═════ Dataset records ═════

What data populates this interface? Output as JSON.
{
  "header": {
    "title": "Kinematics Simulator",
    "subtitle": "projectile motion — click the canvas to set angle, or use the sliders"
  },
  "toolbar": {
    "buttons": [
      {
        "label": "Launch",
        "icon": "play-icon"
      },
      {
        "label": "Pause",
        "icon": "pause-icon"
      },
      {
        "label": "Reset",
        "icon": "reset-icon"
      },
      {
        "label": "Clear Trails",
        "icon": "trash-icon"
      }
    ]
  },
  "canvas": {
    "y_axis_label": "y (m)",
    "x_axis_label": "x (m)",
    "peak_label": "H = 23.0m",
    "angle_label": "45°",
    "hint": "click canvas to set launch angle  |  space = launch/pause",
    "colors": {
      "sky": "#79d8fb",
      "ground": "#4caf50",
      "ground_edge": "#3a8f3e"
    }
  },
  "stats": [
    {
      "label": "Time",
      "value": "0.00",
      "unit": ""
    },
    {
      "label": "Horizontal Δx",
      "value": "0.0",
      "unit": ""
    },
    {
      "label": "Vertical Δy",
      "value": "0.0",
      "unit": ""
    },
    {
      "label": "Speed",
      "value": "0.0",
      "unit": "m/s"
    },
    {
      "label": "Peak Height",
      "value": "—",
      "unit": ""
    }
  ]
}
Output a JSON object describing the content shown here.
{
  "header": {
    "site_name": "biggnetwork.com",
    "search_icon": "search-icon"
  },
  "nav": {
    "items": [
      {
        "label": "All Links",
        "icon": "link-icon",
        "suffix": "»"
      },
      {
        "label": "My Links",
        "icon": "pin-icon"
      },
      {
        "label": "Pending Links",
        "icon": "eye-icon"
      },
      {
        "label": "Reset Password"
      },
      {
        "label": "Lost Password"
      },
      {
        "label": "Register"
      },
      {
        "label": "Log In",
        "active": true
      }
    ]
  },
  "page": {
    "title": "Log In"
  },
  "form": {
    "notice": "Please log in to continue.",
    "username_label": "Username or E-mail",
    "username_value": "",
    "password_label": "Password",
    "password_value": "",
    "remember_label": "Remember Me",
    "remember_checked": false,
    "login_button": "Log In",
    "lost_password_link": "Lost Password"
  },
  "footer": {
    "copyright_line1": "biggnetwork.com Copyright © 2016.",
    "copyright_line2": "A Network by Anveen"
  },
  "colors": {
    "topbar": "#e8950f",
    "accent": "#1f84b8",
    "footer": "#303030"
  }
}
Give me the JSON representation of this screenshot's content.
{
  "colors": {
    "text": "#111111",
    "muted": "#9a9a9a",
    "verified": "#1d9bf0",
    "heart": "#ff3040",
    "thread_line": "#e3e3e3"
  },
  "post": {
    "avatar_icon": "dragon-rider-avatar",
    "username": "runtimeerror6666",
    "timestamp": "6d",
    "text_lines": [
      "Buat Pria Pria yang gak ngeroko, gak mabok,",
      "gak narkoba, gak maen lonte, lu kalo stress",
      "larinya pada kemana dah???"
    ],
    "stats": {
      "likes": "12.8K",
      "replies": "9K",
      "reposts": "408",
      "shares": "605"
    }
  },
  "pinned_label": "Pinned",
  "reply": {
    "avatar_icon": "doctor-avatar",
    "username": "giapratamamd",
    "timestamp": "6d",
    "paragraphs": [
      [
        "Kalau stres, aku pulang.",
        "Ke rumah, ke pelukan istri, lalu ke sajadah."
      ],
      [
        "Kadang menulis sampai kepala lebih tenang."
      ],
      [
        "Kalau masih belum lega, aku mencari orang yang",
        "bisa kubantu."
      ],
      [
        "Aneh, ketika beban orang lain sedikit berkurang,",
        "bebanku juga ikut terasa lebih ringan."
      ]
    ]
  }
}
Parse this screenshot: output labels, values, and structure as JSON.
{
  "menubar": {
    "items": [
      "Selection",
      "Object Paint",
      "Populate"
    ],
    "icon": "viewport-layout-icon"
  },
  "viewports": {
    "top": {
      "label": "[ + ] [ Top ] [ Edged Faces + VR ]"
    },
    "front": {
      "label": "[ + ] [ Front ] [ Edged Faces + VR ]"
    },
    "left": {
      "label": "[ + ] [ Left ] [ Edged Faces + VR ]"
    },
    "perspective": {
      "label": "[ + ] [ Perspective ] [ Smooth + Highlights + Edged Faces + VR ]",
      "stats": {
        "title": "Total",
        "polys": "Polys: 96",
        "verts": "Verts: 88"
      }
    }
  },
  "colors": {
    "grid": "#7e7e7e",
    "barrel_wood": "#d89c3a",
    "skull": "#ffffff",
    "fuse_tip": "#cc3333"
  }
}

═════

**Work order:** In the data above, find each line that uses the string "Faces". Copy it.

**Solution:**
      "label": "[ + ] [ Top ] [ Edged Faces + VR ]"
      "label": "[ + ] [ Front ] [ Edged Faces + VR ]"
      "label": "[ + ] [ Left ] [ Edged Faces + VR ]"
      "label": "[ + ] [ Perspective ] [ Smooth + Highlights + Edged Faces + VR ]",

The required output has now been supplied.